Directed research in a field of biological science, but not contributory to graduate thesis.

Consult Biology Education Office

7.942 Research Problems

Prereq: Permission of instructor
G (Spring)
Units arranged [P/D/F]
Can be repeated for credit.

Directed research in a field of biological science, but not contributory to graduate thesis.

Consult Biology Education Office

7.95 Cancer Biology

Prereq: 7.85, permission of instructor
G (Spring)
3-0-9 units

Advanced seminar involving intensive analysis of historical and current developments in cancer biology. Topics address principles of apoptosis, principles of cancer biology, cancer genetics, cancer cell metabolism, tumor immunology, and therapy. Detailed analysis of research literature, including important reports published in recent years.Enrollment limited.

R. Weinberg, O. Yilmaz

7.98[J] Neural Plasticity in Learning and Memory

Same subject as 9.301[J]
Prereq: Permission of instructor
G (Spring)
3-0-6 units

See description under subject 9.301[J].Juniors and seniors require instructor's permission.

S. Tonegawa, W. Quinn

7.S930 Special Subject in Biology

Prereq: Permission of instructor
G (Fall, Spring, Summer)
Units arranged [P/D/F]
Can be repeated for credit.

Covers material in various fields of biology not offered by the regular subjects of instruction.

Staff

7.S931 Special Subject in Biology

Prereq: Permission of instructor
G (Fall, Spring, Summer)
Units arranged [P/D/F]
Can be repeated for credit.

Covers material in various fields of biology not offered by the regular subjects of instruction.

Staff

7.S932 Special Subject in Biology

Prereq: Permission of instructor
G (Fall, IAP, Spring)
Not offered regularly; consult department

Units arranged [P/D/F]
Can be repeated for credit.

Covers material in various fields of biology not offered by the regular subjects of instruction.

Staff

7.S939 Special Subject in Biology

Prereq: Permission of instructor
G (Fall, IAP, Spring)
Not offered regularly; consult department

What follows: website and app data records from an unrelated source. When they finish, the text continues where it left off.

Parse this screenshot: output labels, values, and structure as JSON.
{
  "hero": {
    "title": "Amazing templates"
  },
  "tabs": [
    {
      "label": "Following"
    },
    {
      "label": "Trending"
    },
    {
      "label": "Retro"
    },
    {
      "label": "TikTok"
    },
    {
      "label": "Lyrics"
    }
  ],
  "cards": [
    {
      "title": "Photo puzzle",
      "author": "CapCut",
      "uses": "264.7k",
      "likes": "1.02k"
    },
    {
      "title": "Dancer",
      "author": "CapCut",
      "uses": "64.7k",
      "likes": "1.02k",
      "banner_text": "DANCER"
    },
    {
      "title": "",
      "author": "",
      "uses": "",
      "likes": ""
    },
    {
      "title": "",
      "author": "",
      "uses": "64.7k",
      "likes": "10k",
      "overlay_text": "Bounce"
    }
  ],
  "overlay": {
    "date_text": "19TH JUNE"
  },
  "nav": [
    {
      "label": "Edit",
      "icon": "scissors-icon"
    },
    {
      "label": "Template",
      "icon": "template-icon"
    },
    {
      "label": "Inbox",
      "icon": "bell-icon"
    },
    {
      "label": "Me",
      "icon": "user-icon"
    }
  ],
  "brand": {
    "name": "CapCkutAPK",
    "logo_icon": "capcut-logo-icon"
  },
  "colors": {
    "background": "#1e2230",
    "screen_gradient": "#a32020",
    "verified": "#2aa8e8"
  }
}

Units arranged
Can be repeated for credit.

Covers material in various fields of biology not offered by the regular subjects of instruction.

Staff

7.THG Graduate Biology Thesis

Prereq: Permission of instructor
G (Fall, IAP, Spring, Summer)
Units arranged
Can be repeated for credit.

Program of research leading to the writing of a Ph.D. thesis; to be arranged by the student and an appropriate MIT faculty member.

Staff